● **YOUR GOAL**: Reproduce the whole listing, keeping every character the same.

● **RECORDS**:
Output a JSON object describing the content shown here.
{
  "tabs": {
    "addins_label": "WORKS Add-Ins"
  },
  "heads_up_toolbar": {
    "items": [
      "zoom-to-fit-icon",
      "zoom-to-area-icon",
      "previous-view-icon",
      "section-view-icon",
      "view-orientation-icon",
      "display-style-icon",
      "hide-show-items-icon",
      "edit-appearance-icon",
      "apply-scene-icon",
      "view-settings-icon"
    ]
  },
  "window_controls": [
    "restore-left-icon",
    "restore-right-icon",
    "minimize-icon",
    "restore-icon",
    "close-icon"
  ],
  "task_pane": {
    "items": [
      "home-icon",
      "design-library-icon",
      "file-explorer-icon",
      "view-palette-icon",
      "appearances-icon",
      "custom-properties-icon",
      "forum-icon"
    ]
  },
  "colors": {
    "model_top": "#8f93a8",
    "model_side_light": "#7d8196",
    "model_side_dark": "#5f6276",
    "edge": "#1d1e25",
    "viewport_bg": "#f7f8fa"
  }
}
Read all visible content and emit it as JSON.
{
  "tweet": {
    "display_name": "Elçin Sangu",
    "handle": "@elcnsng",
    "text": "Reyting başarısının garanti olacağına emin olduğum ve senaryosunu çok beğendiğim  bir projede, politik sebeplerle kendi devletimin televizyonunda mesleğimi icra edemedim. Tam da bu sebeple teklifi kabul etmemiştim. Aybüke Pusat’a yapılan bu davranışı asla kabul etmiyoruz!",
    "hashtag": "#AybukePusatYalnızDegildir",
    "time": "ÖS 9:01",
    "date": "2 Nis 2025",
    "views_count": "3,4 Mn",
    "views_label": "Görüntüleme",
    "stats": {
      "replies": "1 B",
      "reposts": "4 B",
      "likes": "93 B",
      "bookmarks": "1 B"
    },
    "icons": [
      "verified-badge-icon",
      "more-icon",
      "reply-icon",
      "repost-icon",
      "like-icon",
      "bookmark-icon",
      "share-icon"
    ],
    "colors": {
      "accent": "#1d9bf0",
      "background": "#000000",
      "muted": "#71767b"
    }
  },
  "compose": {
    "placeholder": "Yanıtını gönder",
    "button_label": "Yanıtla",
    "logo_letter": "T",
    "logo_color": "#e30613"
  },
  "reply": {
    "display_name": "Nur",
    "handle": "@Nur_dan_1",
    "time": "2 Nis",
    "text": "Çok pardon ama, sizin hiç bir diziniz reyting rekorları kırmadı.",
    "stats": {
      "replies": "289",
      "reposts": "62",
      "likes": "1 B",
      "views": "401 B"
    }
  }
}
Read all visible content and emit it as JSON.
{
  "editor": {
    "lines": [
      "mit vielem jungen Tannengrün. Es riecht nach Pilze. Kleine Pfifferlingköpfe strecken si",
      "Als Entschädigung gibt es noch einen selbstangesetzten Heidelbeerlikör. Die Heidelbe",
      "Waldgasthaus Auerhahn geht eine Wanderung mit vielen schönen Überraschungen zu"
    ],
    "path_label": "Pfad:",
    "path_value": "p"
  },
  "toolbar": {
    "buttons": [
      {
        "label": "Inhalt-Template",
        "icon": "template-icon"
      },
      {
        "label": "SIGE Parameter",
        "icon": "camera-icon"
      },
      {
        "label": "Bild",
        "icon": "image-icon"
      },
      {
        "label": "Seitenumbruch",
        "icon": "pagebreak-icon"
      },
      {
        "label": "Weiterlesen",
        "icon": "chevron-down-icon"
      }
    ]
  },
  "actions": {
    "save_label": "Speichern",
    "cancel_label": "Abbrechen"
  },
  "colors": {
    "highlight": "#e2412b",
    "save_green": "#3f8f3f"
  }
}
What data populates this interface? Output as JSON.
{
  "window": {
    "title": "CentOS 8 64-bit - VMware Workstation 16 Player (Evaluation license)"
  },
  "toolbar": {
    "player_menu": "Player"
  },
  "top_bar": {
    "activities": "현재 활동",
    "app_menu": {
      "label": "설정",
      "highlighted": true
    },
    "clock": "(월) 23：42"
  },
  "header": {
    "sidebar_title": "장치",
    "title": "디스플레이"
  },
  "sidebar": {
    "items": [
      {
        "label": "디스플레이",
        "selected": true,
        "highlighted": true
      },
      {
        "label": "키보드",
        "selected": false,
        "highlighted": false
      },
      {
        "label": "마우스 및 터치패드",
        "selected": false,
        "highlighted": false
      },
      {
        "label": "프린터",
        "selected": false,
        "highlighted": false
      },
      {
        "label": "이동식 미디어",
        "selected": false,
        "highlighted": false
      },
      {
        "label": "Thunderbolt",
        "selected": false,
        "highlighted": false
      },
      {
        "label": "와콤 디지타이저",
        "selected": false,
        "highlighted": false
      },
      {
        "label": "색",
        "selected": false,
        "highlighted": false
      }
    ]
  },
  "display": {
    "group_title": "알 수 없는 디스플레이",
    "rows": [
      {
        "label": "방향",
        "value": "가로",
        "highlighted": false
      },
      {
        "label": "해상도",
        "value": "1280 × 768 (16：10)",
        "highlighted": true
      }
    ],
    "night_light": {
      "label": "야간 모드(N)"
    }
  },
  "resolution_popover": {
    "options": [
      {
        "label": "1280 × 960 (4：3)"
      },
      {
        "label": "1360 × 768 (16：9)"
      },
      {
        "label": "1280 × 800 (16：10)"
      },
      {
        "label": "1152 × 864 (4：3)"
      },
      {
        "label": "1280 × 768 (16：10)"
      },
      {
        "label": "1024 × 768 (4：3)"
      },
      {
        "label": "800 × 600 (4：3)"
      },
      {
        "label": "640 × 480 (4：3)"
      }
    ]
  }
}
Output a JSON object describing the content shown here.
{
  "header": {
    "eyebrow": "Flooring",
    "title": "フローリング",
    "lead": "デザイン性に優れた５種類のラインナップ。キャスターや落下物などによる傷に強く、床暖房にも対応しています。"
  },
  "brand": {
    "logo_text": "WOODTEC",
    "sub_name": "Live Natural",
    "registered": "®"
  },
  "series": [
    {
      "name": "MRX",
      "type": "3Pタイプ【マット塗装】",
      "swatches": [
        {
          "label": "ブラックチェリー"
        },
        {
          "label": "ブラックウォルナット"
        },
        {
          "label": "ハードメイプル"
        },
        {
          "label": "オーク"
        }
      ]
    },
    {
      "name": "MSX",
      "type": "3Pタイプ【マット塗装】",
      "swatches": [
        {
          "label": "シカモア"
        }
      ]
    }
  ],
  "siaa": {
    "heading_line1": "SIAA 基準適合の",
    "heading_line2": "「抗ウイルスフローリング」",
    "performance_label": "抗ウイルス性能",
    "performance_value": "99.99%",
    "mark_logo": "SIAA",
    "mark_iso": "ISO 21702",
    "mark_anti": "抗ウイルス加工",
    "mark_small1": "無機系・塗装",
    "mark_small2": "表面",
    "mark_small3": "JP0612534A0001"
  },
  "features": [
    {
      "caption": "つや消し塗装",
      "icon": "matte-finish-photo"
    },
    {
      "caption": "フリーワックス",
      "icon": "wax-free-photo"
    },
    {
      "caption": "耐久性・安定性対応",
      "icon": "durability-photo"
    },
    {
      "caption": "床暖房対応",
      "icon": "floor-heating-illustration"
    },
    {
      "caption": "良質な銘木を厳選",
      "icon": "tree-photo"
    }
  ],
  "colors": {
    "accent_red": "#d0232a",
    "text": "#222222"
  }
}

● **EXERCISE OUTPUT**:
Output a JSON object describing the content shown here.
{
  "tabs": {
    "addins_label": "WORKS Add-Ins"
  },
  "heads_up_toolbar": {
    "items": [
      "zoom-to-fit-icon",
      "zoom-to-area-icon",
      "previous-view-icon",
      "section-view-icon",
      "view-orientation-icon",
      "display-style-icon",
      "hide-show-items-icon",
      "edit-appearance-icon",
      "apply-scene-icon",
      "view-settings-icon"
    ]
  },
  "window_controls": [
    "restore-left-icon",
    "restore-right-icon",
    "minimize-icon",
    "restore-icon",
    "close-icon"
  ],
  "task_pane": {
    "items": [
      "home-icon",
      "design-library-icon",
      "file-explorer-icon",
      "view-palette-icon",
      "appearances-icon",
      "custom-properties-icon",
      "forum-icon"
    ]
  },
  "colors": {
    "model_top": "#8f93a8",
    "model_side_light": "#7d8196",
    "model_side_dark": "#5f6276",
    "edge": "#1d1e25",
    "viewport_bg": "#f7f8fa"
  }
}
Read all visible content and emit it as JSON.
{
  "tweet": {
    "display_name": "Elçin Sangu",
    "handle": "@elcnsng",
    "text": "Reyting başarısının garanti olacağına emin olduğum ve senaryosunu çok beğendiğim  bir projede, politik sebeplerle kendi devletimin televizyonunda mesleğimi icra edemedim. Tam da bu sebeple teklifi kabul etmemiştim. Aybüke Pusat’a yapılan bu davranışı asla kabul etmiyoruz!",
    "hashtag": "#AybukePusatYalnızDegildir",
    "time": "ÖS 9:01",
    "date": "2 Nis 2025",
    "views_count": "3,4 Mn",
    "views_label": "Görüntüleme",
    "stats": {
      "replies": "1 B",
      "reposts": "4 B",
      "likes": "93 B",
      "bookmarks": "1 B"
    },
    "icons": [
      "verified-badge-icon",
      "more-icon",
      "reply-icon",
      "repost-icon",
      "like-icon",
      "bookmark-icon",
      "share-icon"
    ],
    "colors": {
      "accent": "#1d9bf0",
      "background": "#000000",
      "muted": "#71767b"
    }
  },
  "compose": {
    "placeholder": "Yanıtını gönder",
    "button_label": "Yanıtla",
    "logo_letter": "T",
    "logo_color": "#e30613"
  },
  "reply": {
    "display_name": "Nur",
    "handle": "@Nur_dan_1",
    "time": "2 Nis",
    "text": "Çok pardon ama, sizin hiç bir diziniz reyting rekorları kırmadı.",
    "stats": {
      "replies": "289",
      "reposts": "62",
      "likes": "1 B",
      "views": "401 B"
    }
  }
}
Read all visible content and emit it as JSON.
{
  "editor": {
    "lines": [
      "mit vielem jungen Tannengrün. Es riecht nach Pilze. Kleine Pfifferlingköpfe strecken si",
      "Als Entschädigung gibt es noch einen selbstangesetzten Heidelbeerlikör. Die Heidelbe",
      "Waldgasthaus Auerhahn geht eine Wanderung mit vielen schönen Überraschungen zu"
    ],
    "path_label": "Pfad:",
    "path_value": "p"
  },
  "toolbar": {
    "buttons": [
      {
        "label": "Inhalt-Template",
        "icon": "template-icon"
      },
      {
        "label": "SIGE Parameter",
        "icon": "camera-icon"
      },
      {
        "label": "Bild",
        "icon": "image-icon"
      },
      {
        "label": "Seitenumbruch",
        "icon": "pagebreak-icon"
      },
      {
        "label": "Weiterlesen",
        "icon": "chevron-down-icon"
      }
    ]
  },
  "actions": {
    "save_label": "Speichern",
    "cancel_label": "Abbrechen"
  },
  "colors": {
    "highlight": "#e2412b",
    "save_green": "#3f8f3f"
  }
}
What data populates this interface? Output as JSON.
{
  "window": {
    "title": "CentOS 8 64-bit - VMware Workstation 16 Player (Evaluation license)"
  },
  "toolbar": {
    "player_menu": "Player"
  },
  "top_bar": {
    "activities": "현재 활동",
    "app_menu": {
      "label": "설정",
      "highlighted": true
    },
    "clock": "(월) 23：42"
  },
  "header": {
    "sidebar_title": "장치",
    "title": "디스플레이"
  },
  "sidebar": {
    "items": [
      {
        "label": "디스플레이",
        "selected": true,
        "highlighted": true
      },
      {
        "label": "키보드",
        "selected": false,
        "highlighted": false
      },
      {
        "label": "마우스 및 터치패드",
        "selected": false,
        "highlighted": false
      },
      {
        "label": "프린터",
        "selected": false,
        "highlighted": false
      },
      {
        "label": "이동식 미디어",
        "selected": false,
        "highlighted": false
      },
      {
        "label": "Thunderbolt",
        "selected": false,
        "highlighted": false
      },
      {
        "label": "와콤 디지타이저",
        "selected": false,
        "highlighted": false
      },
      {
        "label": "색",
        "selected": false,
        "highlighted": false
      }
    ]
  },
  "display": {
    "group_title": "알 수 없는 디스플레이",
    "rows": [
      {
        "label": "방향",
        "value": "가로",
        "highlighted": false
      },
      {
        "label": "해상도",
        "value": "1280 × 768 (16：10)",
        "highlighted": true
      }
    ],
    "night_light": {
      "label": "야간 모드(N)"
    }
  },
  "resolution_popover": {
    "options": [
      {
        "label": "1280 × 960 (4：3)"
      },
      {
        "label": "1360 × 768 (16：9)"
      },
      {
        "label": "1280 × 800 (16：10)"
      },
      {
        "label": "1152 × 864 (4：3)"
      },
      {
        "label": "1280 × 768 (16：10)"
      },
      {
        "label": "1024 × 768 (4：3)"
      },
      {
        "label": "800 × 600 (4：3)"
      },
      {
        "label": "640 × 480 (4：3)"
      }
    ]
  }
}
Output a JSON object describing the content shown here.
{
  "header": {
    "eyebrow": "Flooring",
    "title": "フローリング",
    "lead": "デザイン性に優れた５種類のラインナップ。キャスターや落下物などによる傷に強く、床暖房にも対応しています。"
  },
  "brand": {
    "logo_text": "WOODTEC",
    "sub_name": "Live Natural",
    "registered": "®"
  },
  "series": [
    {
      "name": "MRX",
      "type": "3Pタイプ【マット塗装】",
      "swatches": [
        {
          "label": "ブラックチェリー"
        },
        {
          "label": "ブラックウォルナット"
        },
        {
          "label": "ハードメイプル"
        },
        {
          "label": "オーク"
        }
      ]
    },
    {
      "name": "MSX",
      "type": "3Pタイプ【マット塗装】",
      "swatches": [
        {
          "label": "シカモア"
        }
      ]
    }
  ],
  "siaa": {
    "heading_line1": "SIAA 基準適合の",
    "heading_line2": "「抗ウイルスフローリング」",
    "performance_label": "抗ウイルス性能",
    "performance_value": "99.99%",
    "mark_logo": "SIAA",
    "mark_iso": "ISO 21702",
    "mark_anti": "抗ウイルス加工",
    "mark_small1": "無機系・塗装",
    "mark_small2": "表面",
    "mark_small3": "JP0612534A0001"
  },
  "features": [
    {
      "caption": "つや消し塗装",
      "icon": "matte-finish-photo"
    },
    {
      "caption": "フリーワックス",
      "icon": "wax-free-photo"
    },
    {
      "caption": "耐久性・安定性対応",
      "icon": "durability-photo"
    },
    {
      "caption": "床暖房対応",
      "icon": "floor-heating-illustration"
    },
    {
      "caption": "良質な銘木を厳選",
      "icon": "tree-photo"
    }
  ],
  "colors": {
    "accent_red": "#d0232a",
    "text": "#222222"
  }
}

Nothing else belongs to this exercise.